• Required work
Where does the string "download" appear in the records? Copy each line that holds it.

[Element data from apps and pages]
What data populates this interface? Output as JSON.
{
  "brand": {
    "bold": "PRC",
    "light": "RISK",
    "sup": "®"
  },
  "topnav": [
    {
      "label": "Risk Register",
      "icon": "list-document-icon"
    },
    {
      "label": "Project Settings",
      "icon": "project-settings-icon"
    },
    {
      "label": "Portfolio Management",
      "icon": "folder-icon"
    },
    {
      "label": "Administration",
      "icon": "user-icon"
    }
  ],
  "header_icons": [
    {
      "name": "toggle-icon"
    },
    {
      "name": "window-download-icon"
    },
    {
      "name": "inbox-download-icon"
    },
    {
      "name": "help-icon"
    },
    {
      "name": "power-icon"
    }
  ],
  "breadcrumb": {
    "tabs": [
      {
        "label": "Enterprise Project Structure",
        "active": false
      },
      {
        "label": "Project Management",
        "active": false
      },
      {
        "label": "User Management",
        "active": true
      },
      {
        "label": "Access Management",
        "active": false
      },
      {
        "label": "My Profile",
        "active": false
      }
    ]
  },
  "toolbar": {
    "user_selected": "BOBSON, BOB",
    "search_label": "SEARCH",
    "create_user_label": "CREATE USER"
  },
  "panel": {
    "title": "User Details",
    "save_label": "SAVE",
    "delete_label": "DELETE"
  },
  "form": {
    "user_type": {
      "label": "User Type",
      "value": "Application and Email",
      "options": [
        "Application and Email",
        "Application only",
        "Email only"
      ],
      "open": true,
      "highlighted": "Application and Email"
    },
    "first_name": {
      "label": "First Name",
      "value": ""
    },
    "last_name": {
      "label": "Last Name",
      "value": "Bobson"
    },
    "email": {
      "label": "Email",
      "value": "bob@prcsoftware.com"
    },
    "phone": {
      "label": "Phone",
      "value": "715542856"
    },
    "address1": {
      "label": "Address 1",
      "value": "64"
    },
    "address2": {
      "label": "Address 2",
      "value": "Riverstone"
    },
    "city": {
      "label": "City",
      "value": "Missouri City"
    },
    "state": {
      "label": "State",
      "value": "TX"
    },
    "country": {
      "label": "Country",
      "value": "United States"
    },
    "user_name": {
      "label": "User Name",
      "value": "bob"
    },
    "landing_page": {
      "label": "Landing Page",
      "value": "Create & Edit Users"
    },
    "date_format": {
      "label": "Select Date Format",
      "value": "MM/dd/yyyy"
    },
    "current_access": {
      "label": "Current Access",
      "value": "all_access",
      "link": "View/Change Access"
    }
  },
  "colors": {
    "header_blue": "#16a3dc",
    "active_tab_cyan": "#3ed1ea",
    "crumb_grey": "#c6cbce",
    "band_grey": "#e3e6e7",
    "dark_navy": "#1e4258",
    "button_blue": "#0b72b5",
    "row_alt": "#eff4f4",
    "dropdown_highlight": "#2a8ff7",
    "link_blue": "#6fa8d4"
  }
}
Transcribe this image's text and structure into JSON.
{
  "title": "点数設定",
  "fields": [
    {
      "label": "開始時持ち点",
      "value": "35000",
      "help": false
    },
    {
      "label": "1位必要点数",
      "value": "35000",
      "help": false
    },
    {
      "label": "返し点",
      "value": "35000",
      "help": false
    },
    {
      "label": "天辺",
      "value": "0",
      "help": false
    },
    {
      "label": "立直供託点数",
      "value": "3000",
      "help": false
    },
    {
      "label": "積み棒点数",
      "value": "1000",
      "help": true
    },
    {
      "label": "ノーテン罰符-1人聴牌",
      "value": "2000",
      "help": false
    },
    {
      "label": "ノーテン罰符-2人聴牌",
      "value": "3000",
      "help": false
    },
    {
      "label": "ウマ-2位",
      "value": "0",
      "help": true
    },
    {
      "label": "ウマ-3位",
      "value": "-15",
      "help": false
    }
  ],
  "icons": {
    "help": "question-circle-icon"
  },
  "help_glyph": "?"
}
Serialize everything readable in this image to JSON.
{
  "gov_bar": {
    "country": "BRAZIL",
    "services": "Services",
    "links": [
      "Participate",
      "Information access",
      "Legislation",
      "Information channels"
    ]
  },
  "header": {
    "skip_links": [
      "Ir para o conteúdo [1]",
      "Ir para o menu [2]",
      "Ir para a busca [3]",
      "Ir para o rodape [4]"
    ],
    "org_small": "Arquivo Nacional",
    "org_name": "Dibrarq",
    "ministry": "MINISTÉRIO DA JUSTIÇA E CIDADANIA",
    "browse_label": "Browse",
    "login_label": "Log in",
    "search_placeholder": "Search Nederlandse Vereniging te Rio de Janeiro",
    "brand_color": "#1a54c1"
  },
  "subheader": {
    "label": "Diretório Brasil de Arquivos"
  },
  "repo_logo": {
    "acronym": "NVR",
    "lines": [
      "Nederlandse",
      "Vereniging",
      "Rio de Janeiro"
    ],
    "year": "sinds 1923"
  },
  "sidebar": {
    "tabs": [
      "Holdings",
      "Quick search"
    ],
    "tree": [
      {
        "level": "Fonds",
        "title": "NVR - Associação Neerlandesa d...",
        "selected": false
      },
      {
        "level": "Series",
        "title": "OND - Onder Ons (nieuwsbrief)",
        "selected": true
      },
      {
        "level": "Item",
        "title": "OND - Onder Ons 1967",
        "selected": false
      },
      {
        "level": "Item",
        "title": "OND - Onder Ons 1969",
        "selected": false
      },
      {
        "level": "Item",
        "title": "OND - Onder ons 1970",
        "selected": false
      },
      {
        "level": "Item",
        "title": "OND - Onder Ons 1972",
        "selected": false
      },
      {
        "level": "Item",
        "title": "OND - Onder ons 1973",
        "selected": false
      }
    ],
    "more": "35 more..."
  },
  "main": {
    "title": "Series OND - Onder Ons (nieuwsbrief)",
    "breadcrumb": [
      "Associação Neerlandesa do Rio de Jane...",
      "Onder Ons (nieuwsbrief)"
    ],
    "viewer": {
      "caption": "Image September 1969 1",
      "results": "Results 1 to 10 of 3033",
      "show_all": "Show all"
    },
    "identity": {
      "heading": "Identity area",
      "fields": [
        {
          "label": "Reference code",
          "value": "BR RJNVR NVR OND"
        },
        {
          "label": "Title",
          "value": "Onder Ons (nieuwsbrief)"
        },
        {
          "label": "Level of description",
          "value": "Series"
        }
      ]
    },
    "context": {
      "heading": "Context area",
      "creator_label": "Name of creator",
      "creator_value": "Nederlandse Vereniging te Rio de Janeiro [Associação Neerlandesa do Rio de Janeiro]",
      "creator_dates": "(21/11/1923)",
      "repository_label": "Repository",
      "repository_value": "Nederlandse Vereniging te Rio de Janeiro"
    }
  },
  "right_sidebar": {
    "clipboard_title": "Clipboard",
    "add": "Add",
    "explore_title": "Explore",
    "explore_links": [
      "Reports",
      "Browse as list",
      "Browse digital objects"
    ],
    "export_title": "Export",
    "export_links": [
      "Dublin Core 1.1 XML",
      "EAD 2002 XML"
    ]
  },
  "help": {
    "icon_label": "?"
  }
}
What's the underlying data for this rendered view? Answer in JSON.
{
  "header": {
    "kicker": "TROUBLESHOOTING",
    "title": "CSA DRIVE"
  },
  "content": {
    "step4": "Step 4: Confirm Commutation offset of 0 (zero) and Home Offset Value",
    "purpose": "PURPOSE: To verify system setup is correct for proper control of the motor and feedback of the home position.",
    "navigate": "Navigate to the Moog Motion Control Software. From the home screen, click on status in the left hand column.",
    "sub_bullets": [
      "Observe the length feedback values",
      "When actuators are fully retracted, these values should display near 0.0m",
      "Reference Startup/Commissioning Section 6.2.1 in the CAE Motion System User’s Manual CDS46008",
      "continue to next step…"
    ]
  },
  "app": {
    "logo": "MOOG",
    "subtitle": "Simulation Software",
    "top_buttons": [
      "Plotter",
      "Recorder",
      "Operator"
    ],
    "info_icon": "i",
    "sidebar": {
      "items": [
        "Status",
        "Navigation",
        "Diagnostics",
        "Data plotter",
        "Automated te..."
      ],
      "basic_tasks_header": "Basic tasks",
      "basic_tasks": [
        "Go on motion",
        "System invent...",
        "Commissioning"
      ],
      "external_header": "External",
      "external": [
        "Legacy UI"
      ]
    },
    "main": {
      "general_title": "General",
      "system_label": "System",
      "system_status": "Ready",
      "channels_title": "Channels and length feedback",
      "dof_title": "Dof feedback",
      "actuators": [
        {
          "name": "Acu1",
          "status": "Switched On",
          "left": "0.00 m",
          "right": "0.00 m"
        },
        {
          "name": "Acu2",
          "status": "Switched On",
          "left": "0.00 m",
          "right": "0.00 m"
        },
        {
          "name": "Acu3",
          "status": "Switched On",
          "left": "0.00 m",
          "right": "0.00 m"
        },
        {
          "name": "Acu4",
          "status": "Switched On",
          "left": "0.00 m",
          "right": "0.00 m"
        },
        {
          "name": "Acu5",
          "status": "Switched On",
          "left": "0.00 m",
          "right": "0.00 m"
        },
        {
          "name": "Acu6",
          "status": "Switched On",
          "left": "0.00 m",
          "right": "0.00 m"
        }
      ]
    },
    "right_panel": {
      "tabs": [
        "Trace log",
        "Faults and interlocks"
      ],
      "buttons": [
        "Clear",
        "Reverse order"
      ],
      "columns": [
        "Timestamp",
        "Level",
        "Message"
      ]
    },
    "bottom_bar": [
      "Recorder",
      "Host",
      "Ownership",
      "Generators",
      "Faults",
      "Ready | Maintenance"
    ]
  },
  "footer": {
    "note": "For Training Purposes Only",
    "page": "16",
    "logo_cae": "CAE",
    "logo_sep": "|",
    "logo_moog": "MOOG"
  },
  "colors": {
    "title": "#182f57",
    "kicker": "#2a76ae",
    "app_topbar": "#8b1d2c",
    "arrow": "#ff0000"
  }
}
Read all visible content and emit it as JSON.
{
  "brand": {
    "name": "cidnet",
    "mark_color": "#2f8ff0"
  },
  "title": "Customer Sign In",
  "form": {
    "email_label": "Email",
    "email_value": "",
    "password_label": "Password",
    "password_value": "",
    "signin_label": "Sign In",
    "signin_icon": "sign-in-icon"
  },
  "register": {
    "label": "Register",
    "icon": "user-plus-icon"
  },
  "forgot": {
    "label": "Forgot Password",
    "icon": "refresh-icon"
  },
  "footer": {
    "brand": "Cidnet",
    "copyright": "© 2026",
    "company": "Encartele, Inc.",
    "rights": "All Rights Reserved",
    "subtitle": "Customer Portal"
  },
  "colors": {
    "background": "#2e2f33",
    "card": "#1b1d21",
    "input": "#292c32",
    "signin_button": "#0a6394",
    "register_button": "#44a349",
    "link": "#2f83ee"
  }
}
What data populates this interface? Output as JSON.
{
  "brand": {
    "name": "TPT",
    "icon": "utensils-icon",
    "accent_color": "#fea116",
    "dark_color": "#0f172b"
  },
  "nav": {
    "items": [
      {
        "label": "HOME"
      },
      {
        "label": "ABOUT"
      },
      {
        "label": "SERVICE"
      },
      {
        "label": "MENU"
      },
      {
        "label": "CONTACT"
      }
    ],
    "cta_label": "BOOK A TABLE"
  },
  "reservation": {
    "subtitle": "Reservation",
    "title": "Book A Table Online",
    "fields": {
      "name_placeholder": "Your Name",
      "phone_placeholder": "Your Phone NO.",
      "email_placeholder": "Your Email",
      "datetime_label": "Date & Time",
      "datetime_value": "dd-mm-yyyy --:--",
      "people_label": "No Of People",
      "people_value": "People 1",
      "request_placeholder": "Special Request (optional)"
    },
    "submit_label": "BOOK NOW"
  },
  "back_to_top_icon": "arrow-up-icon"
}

• Final answer
      "name": "window-download-icon"
      "name": "inbox-download-icon"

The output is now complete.